During the First World War he joined the French Army and was wounded at Verdun while attached to a grenade company. Following the conflict he continued his duties as pro at La Nivelle, St Jean de Lux, and returned to North Berwick in July 1919. According to an article in the Sydney Morning Herald, the military training Massy received before WWI gave him a stiffer, straighter build than most golfers who had a crouching gait and posture. Massy walked from the tee to the ball with a quick, regular step of the military man, and when he came up to the ball he did a right-wheel and presented his club, and played the second with a quickness and lack of hesitation in which he was only second to George Duncan. Massy’s putting, especially in the most difficult of all putts, those from five to nine feet was remarkable. It is said that he stroked the ball into the hole as though it were the simplest thing to do.
In 1921, Massy finished sixth in the Open Championship at St. Andrews while living at 118 Findhorn Place, Newington, Edinburgh. On the ninth of October, 1925, Massy won his record fourth French Open after a play-off with Archie Compston, the British PGA Champion. During the championship at Chantilly Golf Club, Massy made a hole-in-one at the par-3, 165 yard, ninth and the following day he won the French Native Championship. On the 23rd of December that year, Massy and Compston sailed from Southampton to New York to play in a series of exhibition matches in the USA.

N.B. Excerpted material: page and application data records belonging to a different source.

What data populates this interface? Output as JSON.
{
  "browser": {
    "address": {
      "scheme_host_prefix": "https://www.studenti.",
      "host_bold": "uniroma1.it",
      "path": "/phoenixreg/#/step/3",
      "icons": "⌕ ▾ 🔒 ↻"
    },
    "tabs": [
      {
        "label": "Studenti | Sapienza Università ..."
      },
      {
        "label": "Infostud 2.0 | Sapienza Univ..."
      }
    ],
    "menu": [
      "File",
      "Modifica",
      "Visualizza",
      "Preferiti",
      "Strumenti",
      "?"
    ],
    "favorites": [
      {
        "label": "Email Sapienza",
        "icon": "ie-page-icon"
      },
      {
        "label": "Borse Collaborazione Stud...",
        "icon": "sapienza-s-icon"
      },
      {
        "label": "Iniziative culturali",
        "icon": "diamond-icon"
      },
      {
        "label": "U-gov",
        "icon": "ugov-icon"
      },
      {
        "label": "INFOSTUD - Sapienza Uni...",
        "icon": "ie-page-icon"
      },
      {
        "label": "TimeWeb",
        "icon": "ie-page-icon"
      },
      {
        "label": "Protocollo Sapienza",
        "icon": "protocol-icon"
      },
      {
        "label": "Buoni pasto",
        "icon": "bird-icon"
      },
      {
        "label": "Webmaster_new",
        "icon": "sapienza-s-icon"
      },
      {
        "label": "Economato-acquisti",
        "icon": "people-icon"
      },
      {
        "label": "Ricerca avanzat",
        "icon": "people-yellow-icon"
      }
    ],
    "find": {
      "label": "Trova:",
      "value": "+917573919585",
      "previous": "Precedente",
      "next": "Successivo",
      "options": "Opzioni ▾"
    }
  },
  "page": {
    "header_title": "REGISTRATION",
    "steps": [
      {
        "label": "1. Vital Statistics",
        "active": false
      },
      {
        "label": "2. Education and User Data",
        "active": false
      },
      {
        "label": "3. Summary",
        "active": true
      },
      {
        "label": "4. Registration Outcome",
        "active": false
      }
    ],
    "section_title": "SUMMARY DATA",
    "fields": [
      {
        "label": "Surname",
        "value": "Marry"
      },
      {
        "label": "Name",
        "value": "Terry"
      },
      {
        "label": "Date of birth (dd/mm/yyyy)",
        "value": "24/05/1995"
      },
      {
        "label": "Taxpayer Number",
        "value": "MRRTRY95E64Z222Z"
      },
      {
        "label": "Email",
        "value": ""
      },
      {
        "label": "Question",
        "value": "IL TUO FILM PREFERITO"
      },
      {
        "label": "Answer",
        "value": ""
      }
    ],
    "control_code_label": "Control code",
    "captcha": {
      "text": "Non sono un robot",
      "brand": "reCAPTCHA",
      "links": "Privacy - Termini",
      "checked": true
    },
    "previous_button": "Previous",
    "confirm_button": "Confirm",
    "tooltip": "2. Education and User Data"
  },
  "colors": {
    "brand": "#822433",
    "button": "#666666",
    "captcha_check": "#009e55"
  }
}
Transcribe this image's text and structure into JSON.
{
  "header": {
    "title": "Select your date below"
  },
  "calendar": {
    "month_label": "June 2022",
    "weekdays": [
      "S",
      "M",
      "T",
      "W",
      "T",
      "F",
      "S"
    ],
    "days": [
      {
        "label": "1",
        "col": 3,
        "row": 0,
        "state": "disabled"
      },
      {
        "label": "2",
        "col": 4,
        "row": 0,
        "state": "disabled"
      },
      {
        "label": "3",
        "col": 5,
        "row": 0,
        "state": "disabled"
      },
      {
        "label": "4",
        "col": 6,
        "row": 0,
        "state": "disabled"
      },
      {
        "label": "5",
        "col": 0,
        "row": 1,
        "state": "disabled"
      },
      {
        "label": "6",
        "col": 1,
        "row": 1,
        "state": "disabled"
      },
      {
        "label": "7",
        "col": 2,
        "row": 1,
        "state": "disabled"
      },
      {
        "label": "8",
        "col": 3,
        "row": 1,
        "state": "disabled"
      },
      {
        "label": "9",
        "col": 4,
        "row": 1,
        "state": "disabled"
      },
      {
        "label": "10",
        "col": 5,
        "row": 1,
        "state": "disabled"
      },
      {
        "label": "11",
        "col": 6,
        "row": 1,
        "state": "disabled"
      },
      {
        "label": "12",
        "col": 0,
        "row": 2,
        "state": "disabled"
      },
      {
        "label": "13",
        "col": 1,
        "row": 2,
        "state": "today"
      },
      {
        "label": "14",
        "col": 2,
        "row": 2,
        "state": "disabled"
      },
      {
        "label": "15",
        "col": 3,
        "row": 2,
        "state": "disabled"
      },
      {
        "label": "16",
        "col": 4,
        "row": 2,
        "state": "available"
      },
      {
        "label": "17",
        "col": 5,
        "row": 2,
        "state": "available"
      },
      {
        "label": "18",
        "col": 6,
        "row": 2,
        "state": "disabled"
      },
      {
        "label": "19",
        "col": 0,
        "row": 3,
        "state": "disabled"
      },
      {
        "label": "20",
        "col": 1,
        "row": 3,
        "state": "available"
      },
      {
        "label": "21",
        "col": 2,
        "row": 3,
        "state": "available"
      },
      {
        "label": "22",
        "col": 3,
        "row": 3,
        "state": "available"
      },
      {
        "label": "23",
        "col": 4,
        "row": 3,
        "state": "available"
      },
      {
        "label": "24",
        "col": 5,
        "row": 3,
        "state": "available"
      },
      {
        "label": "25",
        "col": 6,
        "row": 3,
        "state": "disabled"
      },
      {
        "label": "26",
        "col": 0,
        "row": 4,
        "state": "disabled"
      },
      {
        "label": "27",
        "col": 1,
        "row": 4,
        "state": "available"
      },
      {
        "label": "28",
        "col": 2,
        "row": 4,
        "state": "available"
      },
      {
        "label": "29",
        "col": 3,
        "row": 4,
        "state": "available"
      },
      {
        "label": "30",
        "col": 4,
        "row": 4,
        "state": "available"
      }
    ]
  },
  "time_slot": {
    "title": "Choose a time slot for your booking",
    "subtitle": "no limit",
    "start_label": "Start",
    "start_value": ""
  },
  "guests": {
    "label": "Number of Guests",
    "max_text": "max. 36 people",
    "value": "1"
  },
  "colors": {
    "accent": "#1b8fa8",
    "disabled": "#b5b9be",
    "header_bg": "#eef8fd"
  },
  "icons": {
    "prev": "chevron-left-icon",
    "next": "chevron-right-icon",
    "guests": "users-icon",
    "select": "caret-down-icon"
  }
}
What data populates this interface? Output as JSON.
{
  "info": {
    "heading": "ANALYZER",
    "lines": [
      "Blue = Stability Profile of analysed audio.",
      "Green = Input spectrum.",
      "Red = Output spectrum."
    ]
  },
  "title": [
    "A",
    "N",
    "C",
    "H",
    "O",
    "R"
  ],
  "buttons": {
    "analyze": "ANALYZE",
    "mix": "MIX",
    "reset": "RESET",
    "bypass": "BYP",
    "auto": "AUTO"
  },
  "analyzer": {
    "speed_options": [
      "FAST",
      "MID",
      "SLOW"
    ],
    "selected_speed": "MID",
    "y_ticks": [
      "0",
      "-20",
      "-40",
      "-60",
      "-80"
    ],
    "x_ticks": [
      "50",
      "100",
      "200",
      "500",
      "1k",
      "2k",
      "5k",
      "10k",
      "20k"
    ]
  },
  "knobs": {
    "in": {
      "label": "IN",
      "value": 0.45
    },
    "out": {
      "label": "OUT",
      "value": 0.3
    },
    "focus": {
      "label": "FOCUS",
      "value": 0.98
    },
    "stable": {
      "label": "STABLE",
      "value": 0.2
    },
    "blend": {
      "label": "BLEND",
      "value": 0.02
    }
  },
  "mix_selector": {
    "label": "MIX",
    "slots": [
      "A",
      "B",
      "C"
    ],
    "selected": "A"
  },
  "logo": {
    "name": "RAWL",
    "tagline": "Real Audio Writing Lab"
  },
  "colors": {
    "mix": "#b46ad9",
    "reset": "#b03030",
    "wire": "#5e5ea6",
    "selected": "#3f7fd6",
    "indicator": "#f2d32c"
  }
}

They took a winter position at St. Augustine G.C in Florida and their first match was played on New Years Day 1926 against Bobby Jones and Watts Gunn, the winner and runner-up in the U.S. Amateur Championship. Watched by a record gallery, the Europeans won 3&2 and despite Massy being outdriven by Compston and Jones, the Frenchman’s chip shots and putting were so accurate that Massy posted the lowest individual score. Later in January, Bobby Jones got his revenge beating Massy and Compston 8&7, this time Jones was partnered with Tommy Armour, the former Scottish Amateur Champion.
Massy returned to France in 1940 after several years as the private professional to the Pasha of Marakesh in Morocco. A memento from that period is a photograph taken by Arnaud of Winston Churchill and William Gladstone when they visited Morocco. Massy had a spell at Biarritz before moving to Rouen in Normandy. Cabbage and black bread was generally his routine diet under the German occupation and he was forced by hunger to part with such treasured mementoes as the gold cuff-links given by the Duke of Windsor when Prince of Wales. He lost all his possessions but fortunately his prized championship medals were safe in Edinburgh. Following WWII, he went into semi-retirement teaching at Golf D’ Etretat in Normandy, where he had previously extended the course to 18 holes in collaboration with architect Julien Chartepie.
In 1946, Massy aged 69 years, was almost destitute and wrote to the R&A requesting assistance… but they refused. In 1950 he was lodging with a lady friend in a mansion house at 40 Rue Notre-Dame, Etretat when he suffered a stroke and died three weeks later on the 16th of April, 1950.
The headstone over the Massy grave was replaced in February 2013 and a service of commemoration was conducted. Arnaud Massy remains the greatest French hickory golfer ever. He recorded a total of 13 professional victories in his career.
extracted from northberwick.org.uk